One slight drawback of this series is the physical size of the volumes. Printed on fine but heavy stock, the large volumes (9¼ by 13 inches) have a soft cover, making them awkward to use. The size, of course, approximates that of the originals; printed separately, they were manageable books with hard covers. Two or three bound together makes for an unwieldy volume. Anyone considering one or more of the series with the intention of serious usage would do well to invest in making them hardbound. A quick note on page numbers: each facsimile bears continuous pagination at the bottom center of each page while the original page numbers appear at the top verso and recto.

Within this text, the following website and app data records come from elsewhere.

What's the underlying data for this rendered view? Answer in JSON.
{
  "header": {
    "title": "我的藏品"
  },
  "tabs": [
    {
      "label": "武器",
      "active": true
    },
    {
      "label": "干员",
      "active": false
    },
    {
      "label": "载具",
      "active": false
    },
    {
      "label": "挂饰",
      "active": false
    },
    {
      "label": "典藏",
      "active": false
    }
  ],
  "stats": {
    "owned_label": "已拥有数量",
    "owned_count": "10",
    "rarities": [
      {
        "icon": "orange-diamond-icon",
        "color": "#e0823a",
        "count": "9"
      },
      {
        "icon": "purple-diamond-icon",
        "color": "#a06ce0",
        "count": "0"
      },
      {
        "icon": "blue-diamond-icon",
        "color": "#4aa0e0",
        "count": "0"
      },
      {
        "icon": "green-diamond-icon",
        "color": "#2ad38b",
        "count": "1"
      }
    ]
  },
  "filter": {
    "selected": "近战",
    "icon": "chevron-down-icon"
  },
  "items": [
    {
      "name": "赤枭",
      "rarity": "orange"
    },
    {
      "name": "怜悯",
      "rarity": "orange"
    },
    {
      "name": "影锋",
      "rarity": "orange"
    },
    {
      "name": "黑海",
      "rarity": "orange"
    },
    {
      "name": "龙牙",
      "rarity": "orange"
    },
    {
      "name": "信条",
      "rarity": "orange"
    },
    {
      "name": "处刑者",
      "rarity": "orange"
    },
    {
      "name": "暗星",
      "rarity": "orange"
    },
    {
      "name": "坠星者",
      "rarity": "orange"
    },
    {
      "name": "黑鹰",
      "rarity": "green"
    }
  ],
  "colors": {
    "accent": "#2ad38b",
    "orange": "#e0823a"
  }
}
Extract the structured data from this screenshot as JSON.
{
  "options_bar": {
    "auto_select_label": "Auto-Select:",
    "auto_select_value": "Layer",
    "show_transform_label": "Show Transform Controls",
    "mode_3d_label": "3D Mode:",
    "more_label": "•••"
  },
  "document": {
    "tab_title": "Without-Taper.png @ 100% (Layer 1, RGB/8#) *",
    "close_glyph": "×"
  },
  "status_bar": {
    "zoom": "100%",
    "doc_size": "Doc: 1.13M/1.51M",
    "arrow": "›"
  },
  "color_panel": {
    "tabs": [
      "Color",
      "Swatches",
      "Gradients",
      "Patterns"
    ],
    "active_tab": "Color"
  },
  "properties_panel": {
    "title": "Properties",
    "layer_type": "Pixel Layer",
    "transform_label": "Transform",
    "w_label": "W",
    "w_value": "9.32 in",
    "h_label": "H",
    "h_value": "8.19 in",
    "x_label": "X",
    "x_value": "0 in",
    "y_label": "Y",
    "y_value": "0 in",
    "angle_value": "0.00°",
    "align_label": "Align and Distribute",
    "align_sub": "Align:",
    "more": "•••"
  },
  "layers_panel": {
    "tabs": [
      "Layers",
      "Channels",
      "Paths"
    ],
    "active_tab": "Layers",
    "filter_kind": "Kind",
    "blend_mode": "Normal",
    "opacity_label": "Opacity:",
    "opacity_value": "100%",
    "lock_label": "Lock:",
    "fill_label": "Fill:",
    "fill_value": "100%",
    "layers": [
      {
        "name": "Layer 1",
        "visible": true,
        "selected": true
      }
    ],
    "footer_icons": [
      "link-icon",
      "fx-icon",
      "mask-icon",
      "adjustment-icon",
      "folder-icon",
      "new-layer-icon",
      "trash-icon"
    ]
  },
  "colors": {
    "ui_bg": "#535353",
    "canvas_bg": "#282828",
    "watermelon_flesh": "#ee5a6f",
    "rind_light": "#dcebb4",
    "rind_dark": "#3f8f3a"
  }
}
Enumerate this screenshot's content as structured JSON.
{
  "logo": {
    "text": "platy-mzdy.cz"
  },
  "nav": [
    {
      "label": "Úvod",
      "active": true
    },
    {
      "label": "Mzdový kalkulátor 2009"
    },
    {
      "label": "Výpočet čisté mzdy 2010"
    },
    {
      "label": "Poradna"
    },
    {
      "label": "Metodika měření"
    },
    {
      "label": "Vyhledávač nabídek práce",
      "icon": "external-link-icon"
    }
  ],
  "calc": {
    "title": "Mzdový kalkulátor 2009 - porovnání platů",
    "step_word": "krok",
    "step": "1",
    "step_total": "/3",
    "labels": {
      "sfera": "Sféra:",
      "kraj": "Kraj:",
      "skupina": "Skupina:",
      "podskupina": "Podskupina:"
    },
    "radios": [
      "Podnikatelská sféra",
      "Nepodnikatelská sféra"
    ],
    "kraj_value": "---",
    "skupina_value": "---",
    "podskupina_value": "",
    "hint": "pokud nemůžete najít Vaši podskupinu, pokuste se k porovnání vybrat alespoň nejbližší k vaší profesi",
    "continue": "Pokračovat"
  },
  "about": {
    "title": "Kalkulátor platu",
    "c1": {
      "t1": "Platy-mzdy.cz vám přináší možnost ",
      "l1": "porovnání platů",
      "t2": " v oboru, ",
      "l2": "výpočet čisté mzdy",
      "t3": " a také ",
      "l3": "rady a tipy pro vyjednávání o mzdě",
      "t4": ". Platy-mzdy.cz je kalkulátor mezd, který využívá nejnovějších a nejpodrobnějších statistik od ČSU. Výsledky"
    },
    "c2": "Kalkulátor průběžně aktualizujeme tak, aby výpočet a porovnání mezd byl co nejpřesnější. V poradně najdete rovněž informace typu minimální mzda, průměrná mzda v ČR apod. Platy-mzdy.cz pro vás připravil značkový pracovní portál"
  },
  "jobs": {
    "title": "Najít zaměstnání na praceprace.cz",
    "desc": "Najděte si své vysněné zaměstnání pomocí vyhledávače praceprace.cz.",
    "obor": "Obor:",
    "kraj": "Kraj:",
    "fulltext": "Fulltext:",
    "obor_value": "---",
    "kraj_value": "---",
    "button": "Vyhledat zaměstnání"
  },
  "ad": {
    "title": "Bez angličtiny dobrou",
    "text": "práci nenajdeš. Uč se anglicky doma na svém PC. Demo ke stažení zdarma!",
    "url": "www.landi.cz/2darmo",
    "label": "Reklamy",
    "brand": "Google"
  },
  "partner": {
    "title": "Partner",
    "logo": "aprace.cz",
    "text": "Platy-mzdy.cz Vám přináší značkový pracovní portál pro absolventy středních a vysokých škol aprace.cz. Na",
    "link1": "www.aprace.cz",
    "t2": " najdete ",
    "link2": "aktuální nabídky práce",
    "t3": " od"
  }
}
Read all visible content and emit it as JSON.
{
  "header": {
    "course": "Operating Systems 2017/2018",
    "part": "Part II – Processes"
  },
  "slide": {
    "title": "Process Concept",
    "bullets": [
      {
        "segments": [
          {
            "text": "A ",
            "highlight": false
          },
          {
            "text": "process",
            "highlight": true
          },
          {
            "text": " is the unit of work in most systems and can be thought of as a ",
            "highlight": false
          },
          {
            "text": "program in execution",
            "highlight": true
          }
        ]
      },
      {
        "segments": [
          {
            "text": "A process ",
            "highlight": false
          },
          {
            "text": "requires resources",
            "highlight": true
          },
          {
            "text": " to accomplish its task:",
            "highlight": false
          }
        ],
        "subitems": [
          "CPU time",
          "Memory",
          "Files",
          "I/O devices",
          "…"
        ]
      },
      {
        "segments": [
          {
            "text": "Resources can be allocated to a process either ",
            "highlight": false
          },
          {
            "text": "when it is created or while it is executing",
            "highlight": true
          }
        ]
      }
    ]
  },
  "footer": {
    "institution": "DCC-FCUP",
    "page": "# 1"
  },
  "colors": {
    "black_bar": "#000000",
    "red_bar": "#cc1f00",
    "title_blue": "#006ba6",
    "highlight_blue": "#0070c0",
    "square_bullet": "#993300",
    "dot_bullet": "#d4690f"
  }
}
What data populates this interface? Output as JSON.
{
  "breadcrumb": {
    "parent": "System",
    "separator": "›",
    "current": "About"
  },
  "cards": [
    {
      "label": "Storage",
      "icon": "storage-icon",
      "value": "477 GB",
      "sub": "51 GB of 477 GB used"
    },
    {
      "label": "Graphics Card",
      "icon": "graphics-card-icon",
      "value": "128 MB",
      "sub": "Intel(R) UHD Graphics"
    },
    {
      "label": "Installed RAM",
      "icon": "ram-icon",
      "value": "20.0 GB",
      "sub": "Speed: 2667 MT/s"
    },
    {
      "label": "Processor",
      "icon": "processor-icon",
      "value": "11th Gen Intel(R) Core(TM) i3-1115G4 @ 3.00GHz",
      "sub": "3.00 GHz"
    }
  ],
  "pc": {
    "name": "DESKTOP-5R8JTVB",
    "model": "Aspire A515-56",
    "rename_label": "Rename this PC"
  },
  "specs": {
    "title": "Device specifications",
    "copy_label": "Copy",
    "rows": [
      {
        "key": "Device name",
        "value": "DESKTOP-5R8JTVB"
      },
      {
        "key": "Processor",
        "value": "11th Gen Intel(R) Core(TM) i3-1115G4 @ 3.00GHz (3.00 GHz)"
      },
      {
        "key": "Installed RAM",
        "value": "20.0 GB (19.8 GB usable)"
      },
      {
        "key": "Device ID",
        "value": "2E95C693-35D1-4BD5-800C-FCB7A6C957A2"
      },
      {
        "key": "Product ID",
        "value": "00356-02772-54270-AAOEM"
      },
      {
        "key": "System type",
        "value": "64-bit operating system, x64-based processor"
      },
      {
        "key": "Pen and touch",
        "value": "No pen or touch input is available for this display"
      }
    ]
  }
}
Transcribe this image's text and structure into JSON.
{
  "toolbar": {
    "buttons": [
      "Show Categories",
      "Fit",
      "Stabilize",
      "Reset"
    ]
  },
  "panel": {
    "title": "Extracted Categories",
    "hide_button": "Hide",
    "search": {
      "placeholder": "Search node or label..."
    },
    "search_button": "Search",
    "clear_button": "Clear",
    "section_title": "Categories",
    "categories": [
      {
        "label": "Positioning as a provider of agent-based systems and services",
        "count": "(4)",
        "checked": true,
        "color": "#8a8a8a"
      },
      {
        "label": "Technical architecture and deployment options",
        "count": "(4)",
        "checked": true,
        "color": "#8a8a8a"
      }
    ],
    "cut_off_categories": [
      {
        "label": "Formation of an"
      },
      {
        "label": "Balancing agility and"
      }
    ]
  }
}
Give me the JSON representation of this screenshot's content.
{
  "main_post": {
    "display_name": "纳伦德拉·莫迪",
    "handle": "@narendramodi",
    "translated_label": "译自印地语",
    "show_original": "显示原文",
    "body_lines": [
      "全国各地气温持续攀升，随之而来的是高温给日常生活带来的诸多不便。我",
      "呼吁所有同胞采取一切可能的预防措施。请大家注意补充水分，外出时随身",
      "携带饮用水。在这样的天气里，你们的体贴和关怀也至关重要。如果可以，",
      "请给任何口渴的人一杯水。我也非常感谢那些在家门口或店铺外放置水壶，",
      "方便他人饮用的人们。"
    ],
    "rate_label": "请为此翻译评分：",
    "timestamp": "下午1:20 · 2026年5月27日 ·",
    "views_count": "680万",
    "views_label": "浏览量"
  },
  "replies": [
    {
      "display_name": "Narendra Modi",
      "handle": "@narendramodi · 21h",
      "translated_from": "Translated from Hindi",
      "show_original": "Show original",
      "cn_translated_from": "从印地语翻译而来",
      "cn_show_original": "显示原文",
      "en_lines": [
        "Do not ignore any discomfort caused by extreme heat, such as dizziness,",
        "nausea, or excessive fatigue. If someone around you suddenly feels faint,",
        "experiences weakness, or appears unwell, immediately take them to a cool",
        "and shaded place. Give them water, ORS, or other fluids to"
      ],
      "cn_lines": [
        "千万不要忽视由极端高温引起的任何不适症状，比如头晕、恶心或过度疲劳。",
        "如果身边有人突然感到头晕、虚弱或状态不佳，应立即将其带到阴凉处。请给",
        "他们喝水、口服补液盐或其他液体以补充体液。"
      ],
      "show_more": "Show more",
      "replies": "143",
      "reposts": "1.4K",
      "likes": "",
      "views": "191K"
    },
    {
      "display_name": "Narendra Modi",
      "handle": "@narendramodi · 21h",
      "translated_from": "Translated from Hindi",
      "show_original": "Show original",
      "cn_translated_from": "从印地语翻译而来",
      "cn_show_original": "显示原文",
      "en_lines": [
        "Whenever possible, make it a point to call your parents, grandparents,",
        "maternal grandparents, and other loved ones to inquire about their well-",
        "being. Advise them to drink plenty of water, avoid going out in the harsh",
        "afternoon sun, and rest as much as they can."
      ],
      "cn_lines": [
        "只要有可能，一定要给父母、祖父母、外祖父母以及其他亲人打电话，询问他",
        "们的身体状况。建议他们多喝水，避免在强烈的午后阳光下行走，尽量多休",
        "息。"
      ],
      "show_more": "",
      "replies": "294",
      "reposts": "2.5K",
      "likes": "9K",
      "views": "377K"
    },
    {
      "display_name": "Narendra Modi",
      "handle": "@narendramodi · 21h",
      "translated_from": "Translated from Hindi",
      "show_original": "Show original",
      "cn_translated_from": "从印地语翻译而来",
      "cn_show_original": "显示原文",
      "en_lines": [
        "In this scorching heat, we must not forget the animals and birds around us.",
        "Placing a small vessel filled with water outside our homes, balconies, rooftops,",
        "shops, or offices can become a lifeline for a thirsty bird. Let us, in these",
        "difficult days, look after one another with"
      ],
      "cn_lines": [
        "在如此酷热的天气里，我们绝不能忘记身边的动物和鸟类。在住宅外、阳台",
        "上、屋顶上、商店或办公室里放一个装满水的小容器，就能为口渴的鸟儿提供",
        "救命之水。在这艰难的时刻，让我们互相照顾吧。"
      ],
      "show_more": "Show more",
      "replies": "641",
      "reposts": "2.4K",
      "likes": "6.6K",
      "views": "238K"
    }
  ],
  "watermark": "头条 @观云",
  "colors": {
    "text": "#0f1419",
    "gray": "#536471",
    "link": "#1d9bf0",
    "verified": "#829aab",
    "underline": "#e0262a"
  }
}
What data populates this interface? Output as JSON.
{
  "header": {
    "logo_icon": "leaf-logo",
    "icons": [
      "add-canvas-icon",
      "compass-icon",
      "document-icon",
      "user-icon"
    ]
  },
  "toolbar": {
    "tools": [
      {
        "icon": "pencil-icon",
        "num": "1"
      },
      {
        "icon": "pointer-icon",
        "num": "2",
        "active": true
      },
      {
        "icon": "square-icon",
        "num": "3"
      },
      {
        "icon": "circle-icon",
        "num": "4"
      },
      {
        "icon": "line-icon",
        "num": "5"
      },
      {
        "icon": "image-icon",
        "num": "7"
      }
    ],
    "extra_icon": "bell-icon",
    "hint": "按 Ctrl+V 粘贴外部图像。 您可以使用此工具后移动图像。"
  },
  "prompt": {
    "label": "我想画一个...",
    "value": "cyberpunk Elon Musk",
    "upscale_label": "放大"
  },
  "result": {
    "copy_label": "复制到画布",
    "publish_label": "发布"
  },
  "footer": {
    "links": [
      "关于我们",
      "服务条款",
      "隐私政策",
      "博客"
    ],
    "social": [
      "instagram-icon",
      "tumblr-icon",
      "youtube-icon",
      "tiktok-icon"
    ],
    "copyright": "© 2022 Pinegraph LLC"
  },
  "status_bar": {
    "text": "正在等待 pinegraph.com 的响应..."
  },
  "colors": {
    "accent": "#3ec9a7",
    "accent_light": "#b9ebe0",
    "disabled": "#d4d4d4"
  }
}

Singers (both students and pedagogues) who aim for an informed performance of the French and Italian repertories from this time period will want to consult (or even own) these facsimiles. If music libraries do not automatically subscribe to the Fuzeau Fac-similes, they would be wise to purchase the entire series because the cost of originals, if they even can be located on the rare book market, is decidedly more. Opera lovers who read music will enjoy glancing through method books like those of Garcia, Cinti-Damoreau and Concone, for they explain from the inside out how singers once learned their craft.